#### [ACTION ITEM]
What you produce should match the records below precisely, except that images are removed.

Collected data
=== Section Start ===
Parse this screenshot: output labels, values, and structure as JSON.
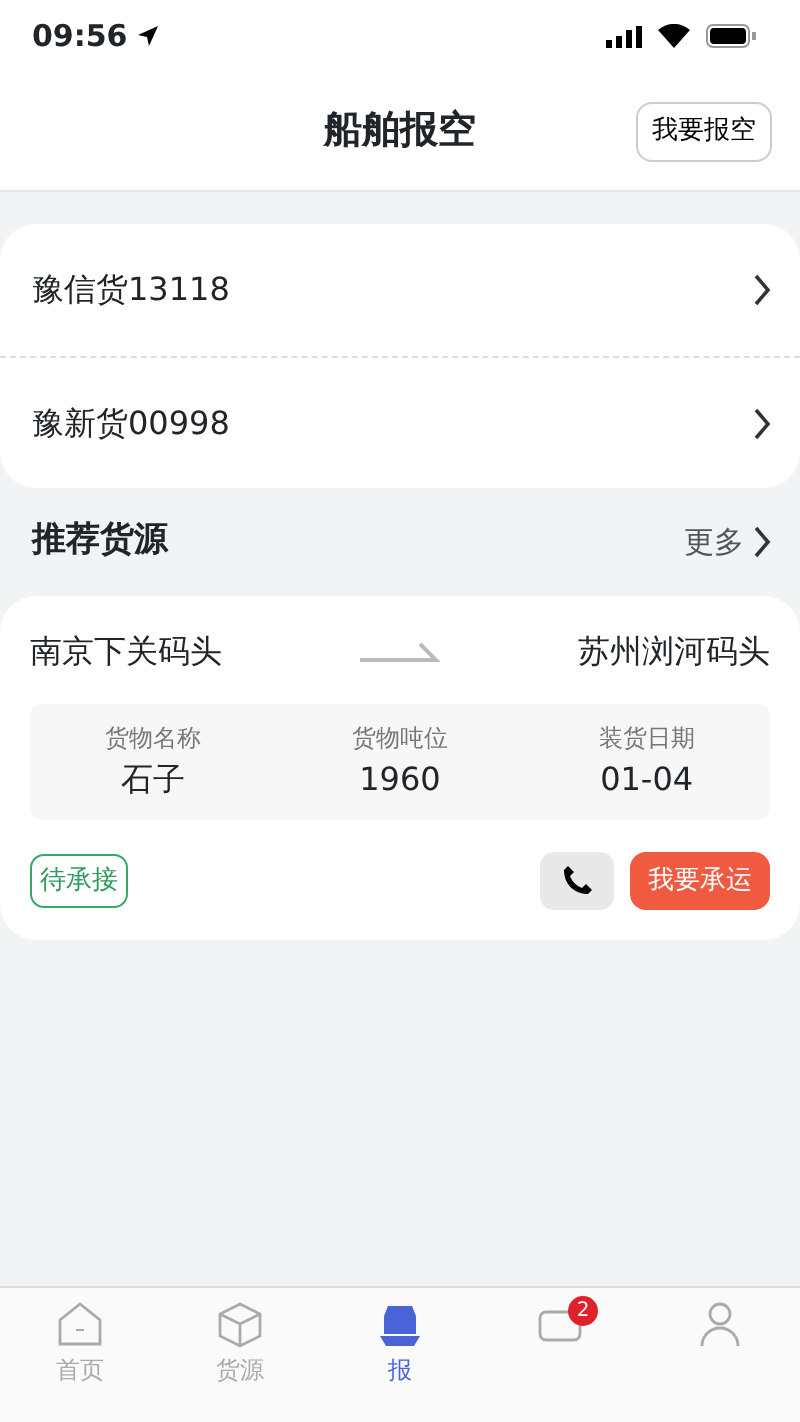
{
  "status_bar": {
    "time": "09:56"
  },
  "header": {
    "title": "船舶报空",
    "action": "我要报空"
  },
  "ships": [
    {
      "name": "豫信货13118"
    },
    {
      "name": "豫新货00998"
    }
  ],
  "section": {
    "title": "推荐货源",
    "more": "更多"
  },
  "cargo": [
    {
      "from": "南京下关码头",
      "to": "苏州浏河码头",
      "fields": [
        {
          "label": "货物名称",
          "value": "石子"
        },
        {
          "label": "货物吨位",
          "value": "1960"
        },
        {
          "label": "装货日期",
          "value": "01-04"
        }
      ],
      "status": "待承接",
      "action": "我要承运"
    }
  ],
  "tabbar": [
    {
      "label": "首页",
      "kind": "home",
      "selected": false
    },
    {
      "label": "货源",
      "kind": "box",
      "selected": false
    },
    {
      "label": "报",
      "kind": "ship",
      "selected": true
    },
    {
      "kind": "message",
      "badge": "2",
      "selected": false
    },
    {
      "kind": "person",
      "selected": false
    }
  ]
}
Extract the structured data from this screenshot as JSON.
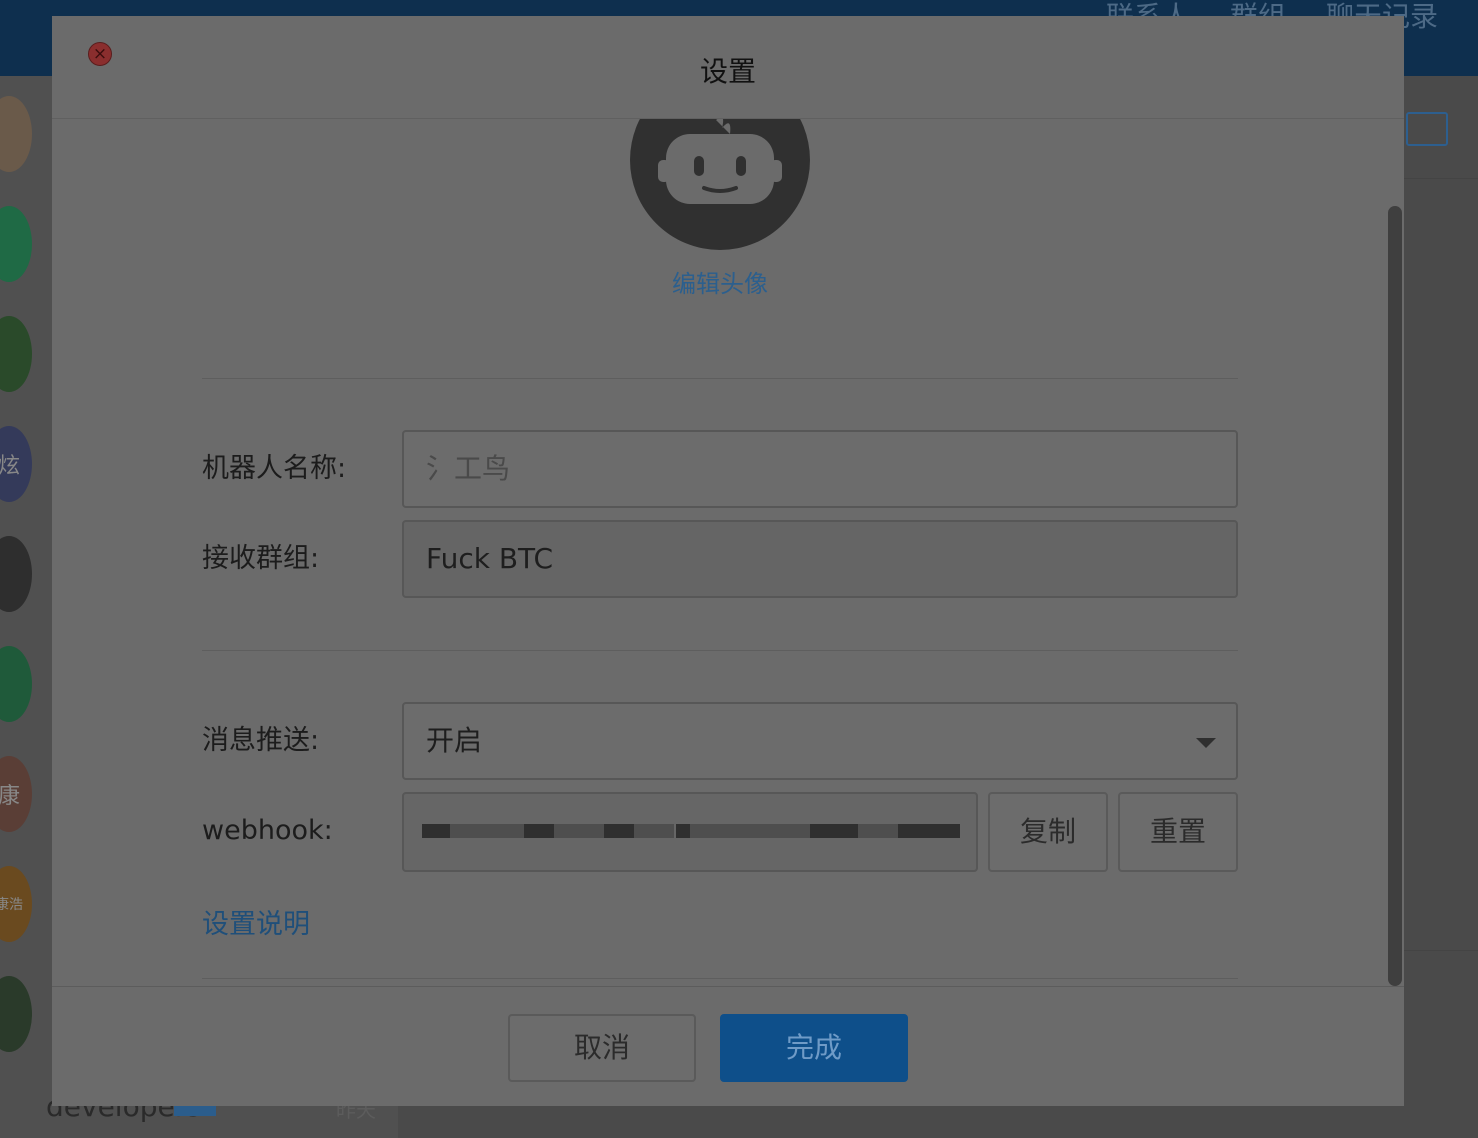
{
  "background": {
    "top_nav": [
      "联系人",
      "群组",
      "聊天记录"
    ],
    "sidebar_avatars": [
      "",
      "",
      "",
      "炫",
      "",
      "",
      "康",
      "康浩",
      ""
    ],
    "developers_label": "developers",
    "time_label": "昨天"
  },
  "dialog": {
    "title": "设置",
    "close_icon": "close-icon",
    "edit_avatar_label": "编辑头像",
    "robot_name": {
      "label": "机器人名称:",
      "placeholder": "氵工鸟"
    },
    "receive_group": {
      "label": "接收群组:",
      "value": "Fuck BTC"
    },
    "message_push": {
      "label": "消息推送:",
      "selected": "开启"
    },
    "webhook": {
      "label": "webhook:",
      "value": "",
      "copy_label": "复制",
      "reset_label": "重置"
    },
    "help_link": "设置说明",
    "cancel_label": "取消",
    "done_label": "完成"
  },
  "colors": {
    "primary": "#0e4f8a",
    "link": "#2b5f8e",
    "close": "#8a2e2e"
  }
}
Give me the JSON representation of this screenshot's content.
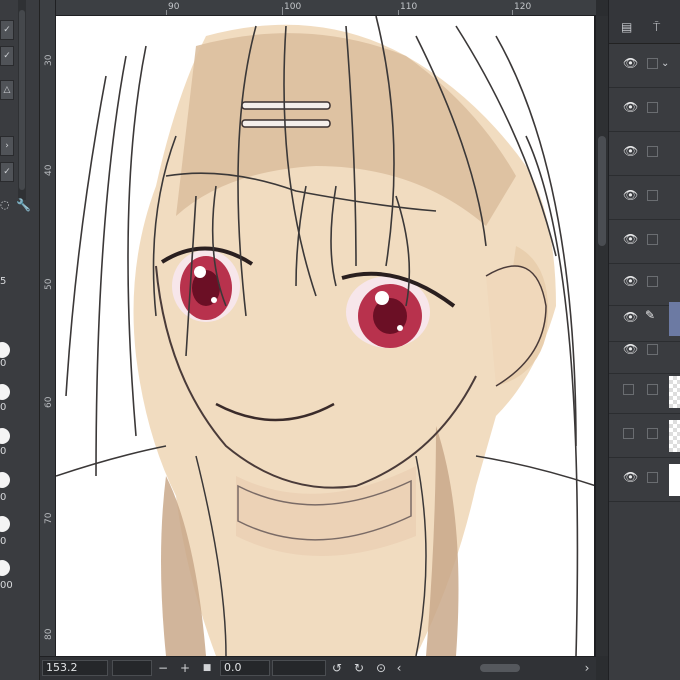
{
  "app": {
    "accent_color": "#6c7aa3"
  },
  "ruler_top": {
    "labels": [
      "90",
      "100",
      "110",
      "120"
    ]
  },
  "ruler_left": {
    "labels": [
      "30",
      "40",
      "50",
      "60",
      "70",
      "80"
    ]
  },
  "left_toolbar": {
    "brush_sizes": [
      "5",
      "0",
      "0",
      "0",
      "0",
      "00"
    ]
  },
  "status": {
    "zoom_value": "153.2",
    "rotate_value": "0.0",
    "zoom_out_label": "−",
    "zoom_in_label": "+"
  },
  "layers": {
    "rows": [
      {
        "visible": true,
        "selected": false,
        "thumb": "none"
      },
      {
        "visible": true,
        "selected": false,
        "thumb": "none"
      },
      {
        "visible": true,
        "selected": false,
        "thumb": "none"
      },
      {
        "visible": true,
        "selected": false,
        "thumb": "none"
      },
      {
        "visible": true,
        "selected": false,
        "thumb": "none"
      },
      {
        "visible": true,
        "selected": false,
        "thumb": "none"
      },
      {
        "visible": true,
        "selected": true,
        "thumb": "none"
      },
      {
        "visible": true,
        "selected": false,
        "thumb": "none"
      },
      {
        "visible": false,
        "selected": false,
        "thumb": "checker"
      },
      {
        "visible": false,
        "selected": false,
        "thumb": "checker"
      },
      {
        "visible": true,
        "selected": false,
        "thumb": "white"
      }
    ]
  },
  "icons": {
    "eye": "eye-icon",
    "pen": "pen-icon",
    "wrench": "wrench-icon",
    "chevron": "chevron-down-icon"
  }
}
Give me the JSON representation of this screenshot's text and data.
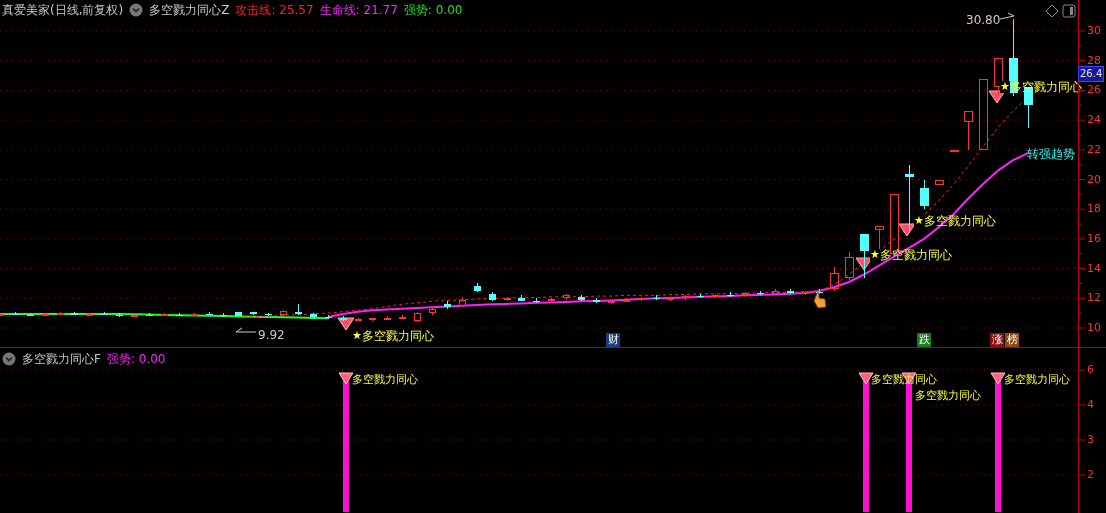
{
  "header": {
    "title": "真爱美家(日线,前复权)",
    "indicator": "多空戮力同心Z",
    "values": [
      {
        "label": "攻击线:",
        "value": "25.57",
        "color": "#ff2020"
      },
      {
        "label": "生命线:",
        "value": "21.77",
        "color": "#ff20ff"
      },
      {
        "label": "强势:",
        "value": "0.00",
        "color": "#20e020"
      }
    ]
  },
  "main_chart": {
    "y_axis_labels": [
      "30",
      "28",
      "26",
      "24",
      "22",
      "20",
      "18",
      "16",
      "14",
      "12",
      "10"
    ],
    "current_price": "26.4",
    "high_label": "30.80",
    "low_label": "9.92",
    "signals": [
      {
        "marker": "★",
        "text": "多空戮力同心"
      },
      {
        "marker": "★",
        "text": "多空戮力同心"
      },
      {
        "marker": "★",
        "text": "多空戮力同心"
      },
      {
        "marker": "★",
        "text": "多空戮力同心"
      }
    ],
    "trend_label": "转强趋势",
    "event_markers": [
      {
        "text": "财",
        "color": "#1c3f7a"
      },
      {
        "text": "跌",
        "color": "#1a7a1a"
      },
      {
        "text": "涨",
        "color": "#8a1010"
      },
      {
        "text": "榜",
        "color": "#8a4a10"
      }
    ]
  },
  "sub_chart": {
    "indicator": "多空戮力同心F",
    "values": [
      {
        "label": "强势:",
        "value": "0.00",
        "color": "#ff20ff"
      }
    ],
    "signals": [
      {
        "text": "多空戮力同心"
      },
      {
        "text": "多空戮力同心"
      },
      {
        "text": "多空戮力同心"
      },
      {
        "text": "多空戮力同心"
      }
    ],
    "y_axis_labels": [
      "6",
      "4",
      "3",
      "2"
    ]
  }
}
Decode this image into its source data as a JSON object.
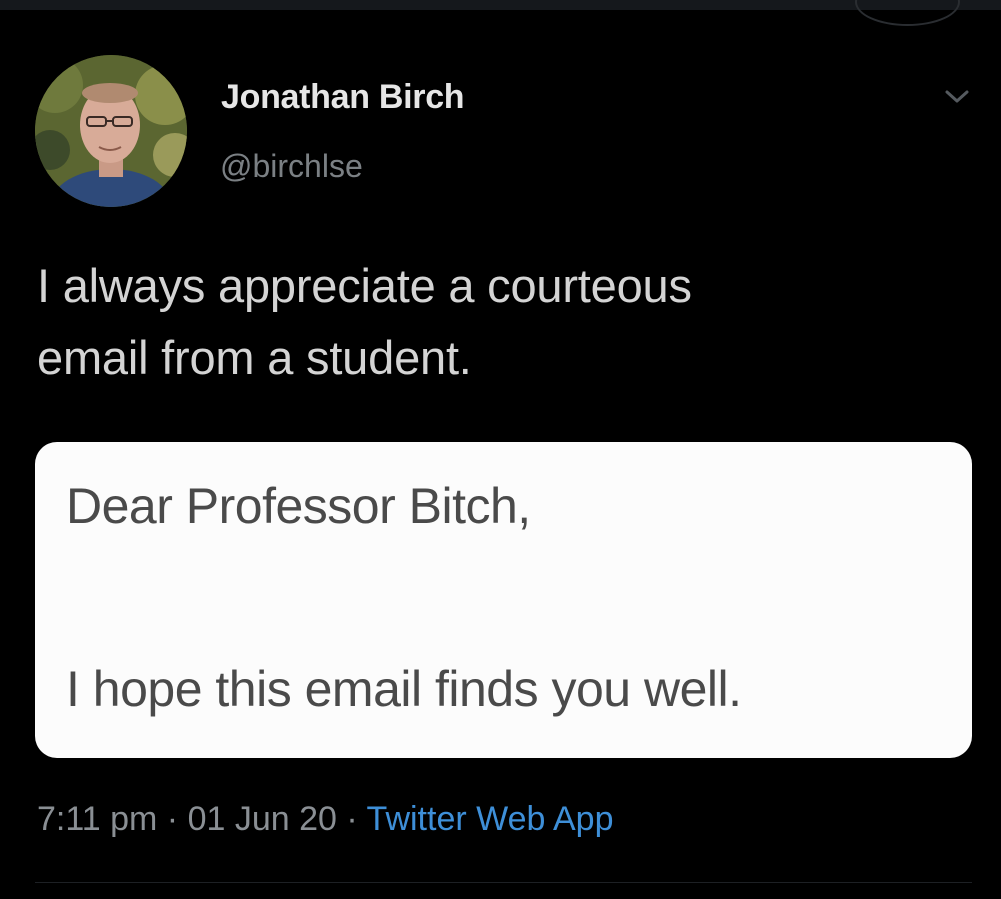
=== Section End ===
#### [EXERCISE OUTPUT]
Parse this screenshot: output labels, values, and structure as JSON.
{
  "status_bar": {
    "time": "09:56"
  },
  "header": {
    "title": "船舶报空",
    "action": "我要报空"
  },
  "ships": [
    {
      "name": "豫信货13118"
    },
    {
      "name": "豫新货00998"
    }
  ],
  "section": {
    "title": "推荐货源",
    "more": "更多"
  },
  "cargo": [
    {
      "from": "南京下关码头",
      "to": "苏州浏河码头",
      "fields": [
        {
          "label": "货物名称",
          "value": "石子"
        },
        {
          "label": "货物吨位",
          "value": "1960"
        },
        {
          "label": "装货日期",
          "value": "01-04"
        }
      ],
      "status": "待承接",
      "action": "我要承运"
    }
  ],
  "tabbar": [
    {
      "label": "首页",
      "kind": "home",
      "selected": false
    },
    {
      "label": "货源",
      "kind": "box",
      "selected": false
    },
    {
      "label": "报",
      "kind": "ship",
      "selected": true
    },
    {
      "kind": "message",
      "badge": "2",
      "selected": false
    },
    {
      "kind": "person",
      "selected": false
    }
  ]
}
Extract the structured data from this screenshot as JSON.
{
  "background": {
    "top_nav": [
      "联系人",
      "群组",
      "聊天记录"
    ],
    "sidebar_avatars": [
      "",
      "",
      "",
      "炫",
      "",
      "",
      "康",
      "康浩",
      ""
    ],
    "developers_label": "developers",
    "time_label": "昨天"
  },
  "dialog": {
    "title": "设置",
    "close_icon": "close-icon",
    "edit_avatar_label": "编辑头像",
    "robot_name": {
      "label": "机器人名称:",
      "placeholder": "氵工鸟"
    },
    "receive_group": {
      "label": "接收群组:",
      "value": "Fuck BTC"
    },
    "message_push": {
      "label": "消息推送:",
      "selected": "开启"
    },
    "webhook": {
      "label": "webhook:",
      "value": "",
      "copy_label": "复制",
      "reset_label": "重置"
    },
    "help_link": "设置说明",
    "cancel_label": "取消",
    "done_label": "完成"
  },
  "colors": {
    "primary": "#0e4f8a",
    "link": "#2b5f8e",
    "close": "#8a2e2e"
  }
}
Give me the JSON representation of this screenshot's content.
{
  "app": {
    "accent_color": "#6c7aa3"
  },
  "ruler_top": {
    "labels": [
      "90",
      "100",
      "110",
      "120"
    ]
  },
  "ruler_left": {
    "labels": [
      "30",
      "40",
      "50",
      "60",
      "70",
      "80"
    ]
  },
  "left_toolbar": {
    "brush_sizes": [
      "5",
      "0",
      "0",
      "0",
      "0",
      "00"
    ]
  },
  "status": {
    "zoom_value": "153.2",
    "rotate_value": "0.0",
    "zoom_out_label": "−",
    "zoom_in_label": "+"
  },
  "layers": {
    "rows": [
      {
        "visible": true,
        "selected": false,
        "thumb": "none"
      },
      {
        "visible": true,
        "selected": false,
        "thumb": "none"
      },
      {
        "visible": true,
        "selected": false,
        "thumb": "none"
      },
      {
        "visible": true,
        "selected": false,
        "thumb": "none"
      },
      {
        "visible": true,
        "selected": false,
        "thumb": "none"
      },
      {
        "visible": true,
        "selected": false,
        "thumb": "none"
      },
      {
        "visible": true,
        "selected": true,
        "thumb": "none"
      },
      {
        "visible": true,
        "selected": false,
        "thumb": "none"
      },
      {
        "visible": false,
        "selected": false,
        "thumb": "checker"
      },
      {
        "visible": false,
        "selected": false,
        "thumb": "checker"
      },
      {
        "visible": true,
        "selected": false,
        "thumb": "white"
      }
    ]
  },
  "icons": {
    "eye": "eye-icon",
    "pen": "pen-icon",
    "wrench": "wrench-icon",
    "chevron": "chevron-down-icon"
  }
}
Give me the JSON representation of this screenshot's text and data.
{
  "header": {
    "title": "真爱美家(日线,前复权)",
    "indicator": "多空戮力同心Z",
    "values": [
      {
        "label": "攻击线:",
        "value": "25.57",
        "color": "#ff2020"
      },
      {
        "label": "生命线:",
        "value": "21.77",
        "color": "#ff20ff"
      },
      {
        "label": "强势:",
        "value": "0.00",
        "color": "#20e020"
      }
    ]
  },
  "main_chart": {
    "y_axis_labels": [
      "30",
      "28",
      "26",
      "24",
      "22",
      "20",
      "18",
      "16",
      "14",
      "12",
      "10"
    ],
    "current_price": "26.4",
    "high_label": "30.80",
    "low_label": "9.92",
    "signals": [
      {
        "marker": "★",
        "text": "多空戮力同心"
      },
      {
        "marker": "★",
        "text": "多空戮力同心"
      },
      {
        "marker": "★",
        "text": "多空戮力同心"
      },
      {
        "marker": "★",
        "text": "多空戮力同心"
      }
    ],
    "trend_label": "转强趋势",
    "event_markers": [
      {
        "text": "财",
        "color": "#1c3f7a"
      },
      {
        "text": "跌",
        "color": "#1a7a1a"
      },
      {
        "text": "涨",
        "color": "#8a1010"
      },
      {
        "text": "榜",
        "color": "#8a4a10"
      }
    ]
  },
  "sub_chart": {
    "indicator": "多空戮力同心F",
    "values": [
      {
        "label": "强势:",
        "value": "0.00",
        "color": "#ff20ff"
      }
    ],
    "signals": [
      {
        "text": "多空戮力同心"
      },
      {
        "text": "多空戮力同心"
      },
      {
        "text": "多空戮力同心"
      },
      {
        "text": "多空戮力同心"
      }
    ],
    "y_axis_labels": [
      "6",
      "4",
      "3",
      "2"
    ]
  }
}
Decode this image into its source data as a JSON object.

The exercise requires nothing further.